Parabolic cooker

Parabolic solar cookers concentrate sunlight to a single point. When this point is focused on the bottom of a pot, it can heat the pot quickly to very high temperatures which can often be comparable with the temperatures achieved in gas and charcoal grills. These types of solar cookers are widely used in several regions of the world, most notably in China and India where hundreds of thousands of families currently use parabolic solar cookers for preparing food and heating water. Some parabolic solar cooker projects in China abate between 1-4 tons of carbon dioxide per year and receive carbon credits through the Clean Development Mechanism and gold standard. ‘

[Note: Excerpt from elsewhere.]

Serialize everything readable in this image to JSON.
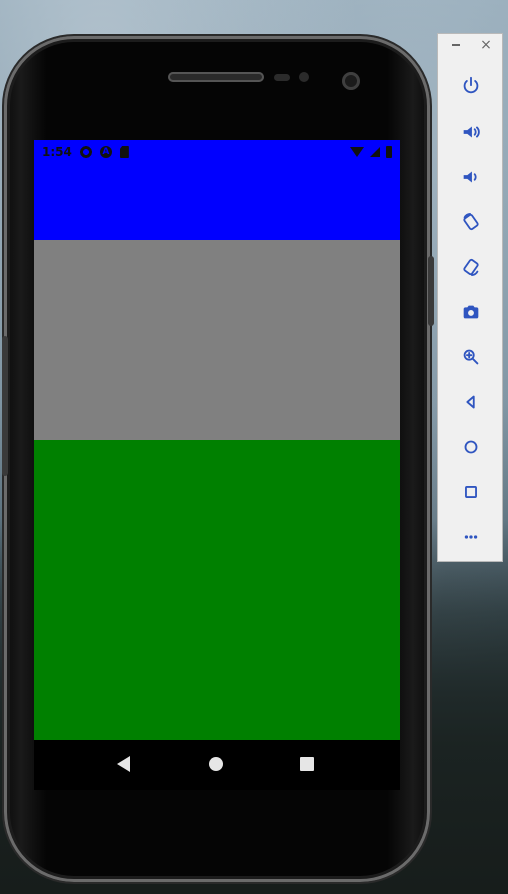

Panel cooker

Solar panel cooker designs incorporate elements of box and parabolic cookers. They often have a large reflector area and the cook pot has some form of enclosure to retain heat. Panel cookers are capable of cooking up to approximately 140 °C (284 °F). They are the easiest style to make and relatively inexpensive to buy. Solar Cookers International’s ”CooKit” is the most widely used panel cooker. Panel cookers, due to their ease of construction and low-cost materials, are the simplest solar cookers to build and the most common. Tens of thousands of these are in use in refugee camps around the world.

Benefits with solar cooking

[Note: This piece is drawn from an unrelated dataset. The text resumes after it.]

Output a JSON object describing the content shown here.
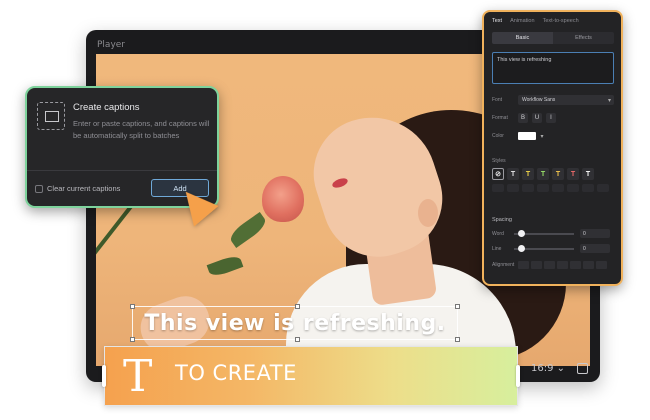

  • We are all dependent on the earth’s limited resources of fossil fuels. And the dwindling forests are being depleted for firewood. Cooking with the sun reduces the dependence on these resources.
  • Burning wood, charcoal, fossil fuels, and other types of fuel contribute to the ever increasing global air pollution. Because there is no fire and no flames, there is no air pollution. Because there is no fire and no flame, solar cookers can be used in “no burn” areas and on “no burn” days. So it is perfect for camping in areas with fire restrictions.
  • Because solar cookers use the sun and you use less fuel, there is less garbage to deal with. There are fewer bottles of butane to carry to a campsite, and fewer bottles to carry out of a campsite. And, of course, fewer empty butane bottles in the landfill. Large solar ovens have been built on top of Mt. Everest for this same reason – fewer bottles of fuel to carry up and down the mountain.

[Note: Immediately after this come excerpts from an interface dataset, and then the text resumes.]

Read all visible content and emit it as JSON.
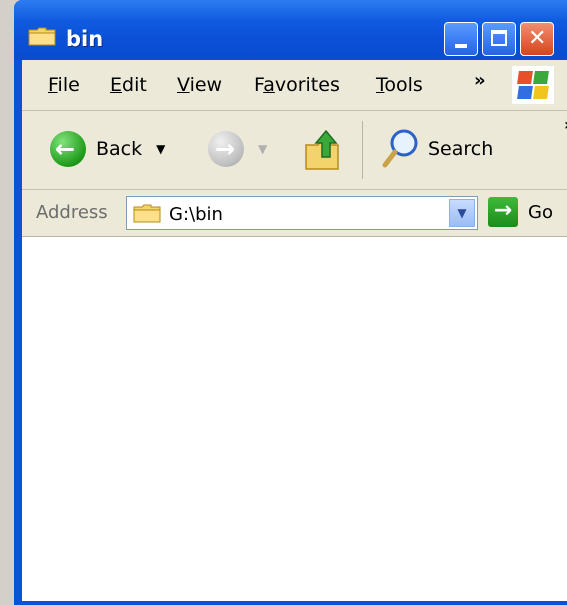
{
  "window": {
    "title": "bin"
  },
  "menu": {
    "items": [
      {
        "label": "File",
        "accel": "F",
        "rest": "ile"
      },
      {
        "label": "Edit",
        "accel": "E",
        "rest": "dit"
      },
      {
        "label": "View",
        "accel": "V",
        "rest": "iew"
      },
      {
        "label": "Favorites",
        "pre": "F",
        "accel": "a",
        "rest": "vorites"
      },
      {
        "label": "Tools",
        "accel": "T",
        "rest": "ools"
      }
    ],
    "overflow": "»"
  },
  "toolbar": {
    "back_label": "Back",
    "search_label": "Search",
    "overflow": "»"
  },
  "address": {
    "label": "Address",
    "value": "G:\\bin",
    "go_label": "Go"
  },
  "colors": {
    "title_bar": "#0a4fd6",
    "menu_bg": "#ece9d8",
    "desktop_bg": "#d4d0c8"
  },
  "icons": {
    "title": "folder-icon",
    "back": "back-arrow-icon",
    "forward": "forward-arrow-icon",
    "up": "up-folder-icon",
    "search": "magnifier-icon",
    "go": "go-arrow-icon",
    "logo": "windows-logo-icon"
  }
}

  • The use of solar ovens not only reduces air pollution outside, it reduces air pollution inside as well. Smoke from cooking fires irritates and injures the lungs and eyes. With fewer open cooking fires and less smoke, the health of women and children around the globe is improved.
  • Whether it be in a village hut or on a suburban patio, open cooking fires and hot barbeque grills present a danger to everyone, but especially to children.  Using a solar oven, with no open flames, prevents burns and is safe for children to play around.
  • In developing countries, women and children must leave the safety of the village every day, walking further and further distances, to gather a days worth of firewood or dung for the cooking fires, exposing them to dangerous animals and dangerous people. A solar oven keeps them safely in the village, out of harms way.
  • Unsafe water is the cause of 80% of all illnesses and deaths in developing countries.  Millions of people die every year from those diseases. Water can easily be pasteurized in a solar oven, because water does not need to be boiled to be safe. Heating water to just 150 degrees (65 degrees C) pasteurizes it and makes it safe for drinking. Food can be pasteurized at 180 degrees (82 degrees C). A simple, inexpensive device known as a WAPI (WAter Pasteurization Indicator) can be used to determine when the water is safe.
  • When camping, a solar oven can be used to heat water from clean water sources to be used for doing dishes or bathing, as well as drinking and cooking. Again, a WAPI can be used to determine that the water is safe.
  • Solar ovens can be used to sterilize dishes and medical equipment.